SUPPLIED MATERIAL section start
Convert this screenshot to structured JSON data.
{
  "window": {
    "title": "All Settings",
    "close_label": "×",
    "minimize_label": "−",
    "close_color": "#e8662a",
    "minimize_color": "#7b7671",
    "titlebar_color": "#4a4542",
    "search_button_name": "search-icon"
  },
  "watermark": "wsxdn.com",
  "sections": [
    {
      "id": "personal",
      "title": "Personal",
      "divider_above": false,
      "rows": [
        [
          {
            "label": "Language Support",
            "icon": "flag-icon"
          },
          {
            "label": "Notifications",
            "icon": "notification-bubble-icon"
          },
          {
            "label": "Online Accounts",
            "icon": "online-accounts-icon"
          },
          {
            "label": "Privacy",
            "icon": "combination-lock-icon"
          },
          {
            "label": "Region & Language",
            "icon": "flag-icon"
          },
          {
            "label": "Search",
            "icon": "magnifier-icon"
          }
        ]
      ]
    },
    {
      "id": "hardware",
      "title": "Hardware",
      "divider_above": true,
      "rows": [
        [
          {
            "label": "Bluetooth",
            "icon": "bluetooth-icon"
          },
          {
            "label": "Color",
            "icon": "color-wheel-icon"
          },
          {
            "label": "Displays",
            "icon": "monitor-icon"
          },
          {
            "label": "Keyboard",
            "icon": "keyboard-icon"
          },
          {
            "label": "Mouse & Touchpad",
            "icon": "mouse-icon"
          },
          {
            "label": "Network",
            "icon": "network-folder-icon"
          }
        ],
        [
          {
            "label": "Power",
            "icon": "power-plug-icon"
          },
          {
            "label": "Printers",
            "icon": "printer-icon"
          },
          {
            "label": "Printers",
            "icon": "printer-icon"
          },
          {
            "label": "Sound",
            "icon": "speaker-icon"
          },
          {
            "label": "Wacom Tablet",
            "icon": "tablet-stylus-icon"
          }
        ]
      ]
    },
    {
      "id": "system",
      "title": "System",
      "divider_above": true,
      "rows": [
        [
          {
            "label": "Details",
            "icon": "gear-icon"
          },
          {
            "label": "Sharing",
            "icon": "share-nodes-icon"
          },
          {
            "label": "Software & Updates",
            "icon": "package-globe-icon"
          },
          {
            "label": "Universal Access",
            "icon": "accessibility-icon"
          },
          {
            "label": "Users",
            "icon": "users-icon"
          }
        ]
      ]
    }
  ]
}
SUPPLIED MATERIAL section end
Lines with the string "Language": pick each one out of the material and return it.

| RESPONSE BOX |
            "label": "Language Support",
            "label": "Region & Language",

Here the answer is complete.